From the data below, return all lines holding the string "icon".

[Items from an interface collection]
+++

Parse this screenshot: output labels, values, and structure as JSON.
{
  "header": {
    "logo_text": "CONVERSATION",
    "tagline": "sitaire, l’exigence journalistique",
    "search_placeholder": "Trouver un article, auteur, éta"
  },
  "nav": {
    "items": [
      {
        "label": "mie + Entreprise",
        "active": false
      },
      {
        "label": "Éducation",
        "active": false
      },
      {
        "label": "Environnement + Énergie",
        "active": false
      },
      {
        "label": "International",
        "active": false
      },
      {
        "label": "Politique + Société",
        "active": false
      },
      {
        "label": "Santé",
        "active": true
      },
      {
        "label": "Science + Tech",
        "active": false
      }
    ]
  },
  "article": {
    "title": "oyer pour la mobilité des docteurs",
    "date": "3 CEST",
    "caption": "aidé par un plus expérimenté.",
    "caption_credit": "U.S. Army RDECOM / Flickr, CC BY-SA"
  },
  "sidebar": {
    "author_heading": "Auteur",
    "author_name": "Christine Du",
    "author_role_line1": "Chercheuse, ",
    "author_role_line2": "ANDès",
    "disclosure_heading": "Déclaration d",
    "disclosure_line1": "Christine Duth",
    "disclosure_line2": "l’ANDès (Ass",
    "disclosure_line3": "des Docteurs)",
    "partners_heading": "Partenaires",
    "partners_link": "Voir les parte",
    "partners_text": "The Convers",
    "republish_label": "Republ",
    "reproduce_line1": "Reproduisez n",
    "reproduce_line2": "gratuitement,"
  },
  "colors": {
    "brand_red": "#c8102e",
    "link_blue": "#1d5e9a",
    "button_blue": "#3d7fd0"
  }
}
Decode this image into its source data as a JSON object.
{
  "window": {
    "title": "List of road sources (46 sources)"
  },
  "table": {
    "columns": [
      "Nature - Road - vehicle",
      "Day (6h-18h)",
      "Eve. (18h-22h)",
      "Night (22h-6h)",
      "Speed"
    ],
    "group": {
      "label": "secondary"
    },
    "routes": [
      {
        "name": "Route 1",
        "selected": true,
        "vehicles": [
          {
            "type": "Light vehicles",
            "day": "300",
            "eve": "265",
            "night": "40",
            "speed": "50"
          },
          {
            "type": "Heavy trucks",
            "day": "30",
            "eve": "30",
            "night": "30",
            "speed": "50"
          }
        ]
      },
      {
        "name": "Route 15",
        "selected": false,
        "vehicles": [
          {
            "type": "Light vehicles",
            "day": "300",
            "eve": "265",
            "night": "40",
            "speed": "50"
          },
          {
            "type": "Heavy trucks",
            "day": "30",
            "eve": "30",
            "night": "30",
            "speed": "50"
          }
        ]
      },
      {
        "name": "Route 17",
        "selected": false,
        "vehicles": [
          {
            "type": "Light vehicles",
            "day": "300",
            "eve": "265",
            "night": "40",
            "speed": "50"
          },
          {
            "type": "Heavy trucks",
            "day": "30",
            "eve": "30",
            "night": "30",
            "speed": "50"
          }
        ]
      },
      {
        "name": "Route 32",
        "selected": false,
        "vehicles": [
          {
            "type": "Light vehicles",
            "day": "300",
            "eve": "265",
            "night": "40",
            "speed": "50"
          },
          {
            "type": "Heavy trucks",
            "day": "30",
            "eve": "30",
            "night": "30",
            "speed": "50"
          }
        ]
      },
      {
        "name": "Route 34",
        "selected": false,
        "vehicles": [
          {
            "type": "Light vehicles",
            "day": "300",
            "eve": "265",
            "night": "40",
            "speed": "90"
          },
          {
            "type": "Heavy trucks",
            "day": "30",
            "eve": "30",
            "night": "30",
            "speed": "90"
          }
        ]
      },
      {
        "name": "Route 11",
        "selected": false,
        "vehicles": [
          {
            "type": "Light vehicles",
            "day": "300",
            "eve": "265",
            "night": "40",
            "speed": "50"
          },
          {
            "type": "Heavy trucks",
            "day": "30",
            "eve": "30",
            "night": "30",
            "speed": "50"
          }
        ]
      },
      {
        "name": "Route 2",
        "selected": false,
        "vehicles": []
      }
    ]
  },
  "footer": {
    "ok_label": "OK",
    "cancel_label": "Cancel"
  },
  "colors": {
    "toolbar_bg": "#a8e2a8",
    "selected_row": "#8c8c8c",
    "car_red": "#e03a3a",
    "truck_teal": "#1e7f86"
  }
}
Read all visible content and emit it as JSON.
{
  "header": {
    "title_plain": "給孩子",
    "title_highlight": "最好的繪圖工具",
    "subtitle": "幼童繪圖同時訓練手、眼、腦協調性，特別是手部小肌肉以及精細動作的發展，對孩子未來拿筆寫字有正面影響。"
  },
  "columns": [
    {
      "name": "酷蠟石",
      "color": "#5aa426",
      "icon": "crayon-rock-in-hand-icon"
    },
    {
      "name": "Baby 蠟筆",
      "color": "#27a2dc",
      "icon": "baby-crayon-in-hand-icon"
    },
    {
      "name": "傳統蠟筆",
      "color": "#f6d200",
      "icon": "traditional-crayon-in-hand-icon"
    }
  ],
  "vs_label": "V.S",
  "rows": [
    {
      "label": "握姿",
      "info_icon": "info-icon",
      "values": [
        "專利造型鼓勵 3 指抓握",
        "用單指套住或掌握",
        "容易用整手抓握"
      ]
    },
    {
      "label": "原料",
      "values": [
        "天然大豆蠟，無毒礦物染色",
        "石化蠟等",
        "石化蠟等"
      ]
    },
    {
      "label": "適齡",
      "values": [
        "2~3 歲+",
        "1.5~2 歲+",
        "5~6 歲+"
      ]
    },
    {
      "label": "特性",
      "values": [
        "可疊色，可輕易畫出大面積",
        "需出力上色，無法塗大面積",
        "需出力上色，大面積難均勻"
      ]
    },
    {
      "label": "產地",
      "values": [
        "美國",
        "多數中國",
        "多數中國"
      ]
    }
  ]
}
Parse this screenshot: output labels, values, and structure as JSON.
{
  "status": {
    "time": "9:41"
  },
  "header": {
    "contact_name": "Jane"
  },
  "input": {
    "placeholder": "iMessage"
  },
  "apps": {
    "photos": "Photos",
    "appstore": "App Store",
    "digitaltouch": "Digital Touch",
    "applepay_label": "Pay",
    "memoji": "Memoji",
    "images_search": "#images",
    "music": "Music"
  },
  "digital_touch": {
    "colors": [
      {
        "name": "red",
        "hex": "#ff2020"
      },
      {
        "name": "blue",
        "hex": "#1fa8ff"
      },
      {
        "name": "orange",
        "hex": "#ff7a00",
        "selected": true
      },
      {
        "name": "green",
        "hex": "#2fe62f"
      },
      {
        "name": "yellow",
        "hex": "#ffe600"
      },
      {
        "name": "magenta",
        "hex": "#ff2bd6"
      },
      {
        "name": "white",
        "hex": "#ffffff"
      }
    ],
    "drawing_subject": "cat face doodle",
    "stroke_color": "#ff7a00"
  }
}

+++

■ Exercise output
      "icon": "crayon-rock-in-hand-icon"
      "icon": "baby-crayon-in-hand-icon"
      "icon": "traditional-crayon-in-hand-icon"
      "info_icon": "info-icon",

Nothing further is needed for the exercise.